Apart from her martial abilities, Athena had a softer, nurturing side, especially evident in her patronage of arts and crafts. This unique combination of warrior and artist is epitomized in the way she is often depicted: with a spear symbolizing her warrior aspect in one hand and a spindle, representing her patronage of crafts, in the other. This duality made her a well-rounded deity, showing that war and peace could coexist, and one can excel in both realms.
Athena's role extended further as a protector of women. In a pantheon and culture where female deities were often overshadowed by their male counterparts, Athena stood out as a beacon of female empowerment. She represented the idea that women could be both strong and wise, that they had the right to engage in both intellectual and martial pursuits, and that they should be revered and respected for these qualities.
In conclusion, while Ares and Athena both have their places in the domain of war, their methodologies and attributes are in stark contrast. Athena’s blend of wisdom with martial prowess, coupled with her emphasis on arts, crafts, and female empowerment, makes her a multifaceted deity. She stands as a testament that war isn't just about brute force, but strategy, intellect, and understanding play crucial roles in determining its outcomes.
Enyo: The Overlooked Goddess of War in Greek Mythology
In the complex tapestry of Greek mythology, where gods and goddesses with diverse powers and domains ruled supreme, one deity often gets overshadowed despite her significant role. That deity is Enyo, the fierce Goddess of War.
Much like her better-known counterpart, Ares, Enyo thrived on the battlefield. But whereas Ares represented the valor and strategic side of war, Enyo was the embodiment of war's destruction, chaos, and bloodshed. When ancient cities were laid to waste and when battles left landscapes desolate, it was said Enyo reveled in the sheer devastation.
It is no surprise that she was frequently paired with Ares, the principal god of war. They formed a formidable duo, with Enyo accompanying Ares to every conflict, large or small. Their synergy was palpable, as Enyo fueled the rage and ferocity that Ares brought to every confrontation.
Yet, for all her power and presence, Enyo remains a figure not as celebrated or recognized as other deities in popular recounts of Greek tales. The reasons for this relative obscurity are manifold. The Greek pantheon boasted several dominant personalities who were associated with warfare. Athena, for instance, represented the wisdom and strategy behind military endeavors, while Ares symbolized the physical and brutal nature of war itself. Sandwiched between such towering figures, Enyo's distinct identity often got blended or overshadowed.
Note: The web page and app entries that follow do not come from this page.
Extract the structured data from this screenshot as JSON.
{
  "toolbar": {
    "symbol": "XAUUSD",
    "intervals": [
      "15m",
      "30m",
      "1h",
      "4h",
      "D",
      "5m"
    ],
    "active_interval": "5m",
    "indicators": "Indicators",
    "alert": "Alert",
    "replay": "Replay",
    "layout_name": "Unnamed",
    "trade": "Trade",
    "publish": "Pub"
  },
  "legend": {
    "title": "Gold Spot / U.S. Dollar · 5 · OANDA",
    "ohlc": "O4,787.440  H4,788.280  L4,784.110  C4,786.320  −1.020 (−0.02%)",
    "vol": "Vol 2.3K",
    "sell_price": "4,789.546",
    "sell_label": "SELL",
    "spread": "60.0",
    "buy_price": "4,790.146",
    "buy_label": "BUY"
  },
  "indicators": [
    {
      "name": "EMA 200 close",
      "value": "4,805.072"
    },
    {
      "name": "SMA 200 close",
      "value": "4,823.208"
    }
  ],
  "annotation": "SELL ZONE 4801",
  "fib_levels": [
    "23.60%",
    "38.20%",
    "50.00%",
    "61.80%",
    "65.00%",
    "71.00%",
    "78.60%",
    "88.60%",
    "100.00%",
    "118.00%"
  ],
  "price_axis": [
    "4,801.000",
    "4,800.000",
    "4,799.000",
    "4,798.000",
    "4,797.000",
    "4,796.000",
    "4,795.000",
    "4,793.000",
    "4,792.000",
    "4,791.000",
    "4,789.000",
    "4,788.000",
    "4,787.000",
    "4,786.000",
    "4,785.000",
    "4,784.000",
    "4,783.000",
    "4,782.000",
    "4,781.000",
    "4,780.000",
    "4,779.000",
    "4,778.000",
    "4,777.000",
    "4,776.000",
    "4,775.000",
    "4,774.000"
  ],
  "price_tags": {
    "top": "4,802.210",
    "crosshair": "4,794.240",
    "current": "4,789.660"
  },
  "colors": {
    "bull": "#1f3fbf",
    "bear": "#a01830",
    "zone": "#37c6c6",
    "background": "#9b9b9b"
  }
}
However, relegating Enyo to the background belies the crucial aspect she brings to Greek mythology. She serves as a reminder of the inherent chaos and unpredictability of war, aspects that even the most seasoned warriors can't escape. She embodies the harsh realities and the darker side of conflicts that are often omitted when singing praises of valor and heroism.
Understanding Enyo's role in Greek mythology provides a more rounded perspective of the ancient Greek perception of warfare. While Ares and Athena are celebrated for their respective realms in combat, Enyo serves as a cautionary representation of war's devastating consequences.
In the end, Greek mythology is a rich and intricate narrative, teeming with multifaceted characters and intertwined tales. To truly appreciate its depth and wisdom, one must delve deeper and uncover the roles of lesser-known deities like Enyo. Only by acknowledging her can we understand the full spectrum of emotions, from glory to grief, that warfare brought to the ancient Greeks.